- Task brief: Copy each line below as it stands, but skip any picture it contains.

***** Listed entries

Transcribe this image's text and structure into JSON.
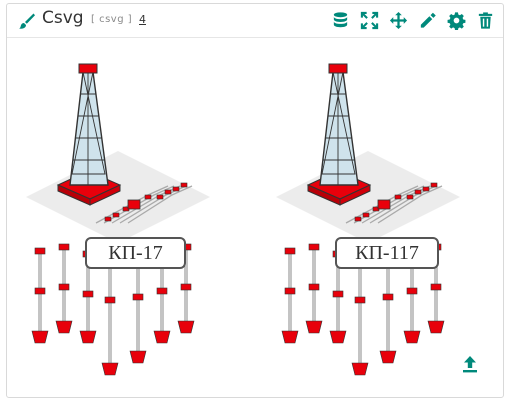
{
  "widget": {
    "title": "Csvg",
    "type_tag": "[ csvg ]",
    "count": "4",
    "accent_color": "#00897b"
  },
  "toolbar": {
    "icons": [
      "database-icon",
      "expand-icon",
      "move-icon",
      "edit-icon",
      "settings-icon",
      "delete-icon"
    ]
  },
  "platforms": [
    {
      "label": "КП-17"
    },
    {
      "label": "КП-117"
    }
  ],
  "colors": {
    "red": "#e8000b",
    "tower_fill": "#cfe3ec",
    "deck": "#ececec",
    "dark": "#333333"
  }
}
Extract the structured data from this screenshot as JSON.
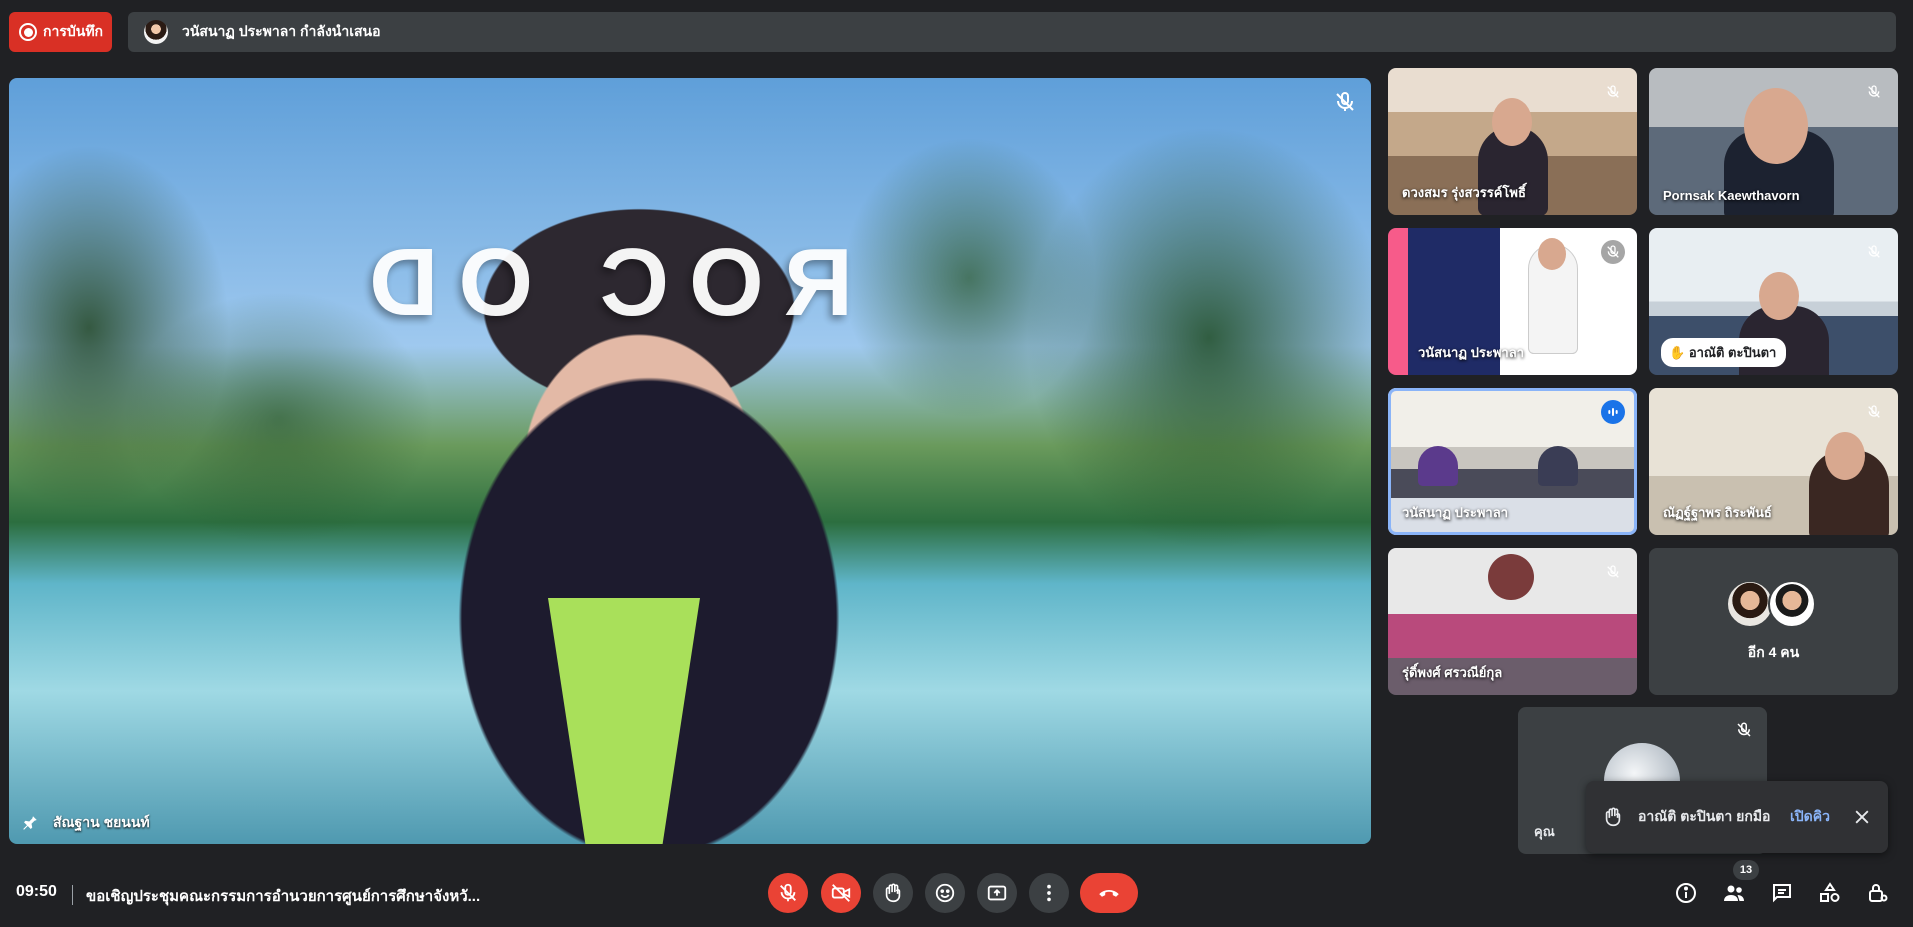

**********

- Exercise solution:
Transcribe this image's text and structure into JSON.
{
  "widget": {
    "title": "Csvg",
    "type_tag": "[ csvg ]",
    "count": "4",
    "accent_color": "#00897b"
  },
  "toolbar": {
    "icons": [
      "database-icon",
      "expand-icon",
      "move-icon",
      "edit-icon",
      "settings-icon",
      "delete-icon"
    ]
  },
  "platforms": [
    {
      "label": "КП-17"
    },
    {
      "label": "КП-117"
    }
  ],
  "colors": {
    "red": "#e8000b",
    "tower_fill": "#cfe3ec",
    "deck": "#ececec",
    "dark": "#333333"
  }
}
Extract the structured data from this screenshot as JSON.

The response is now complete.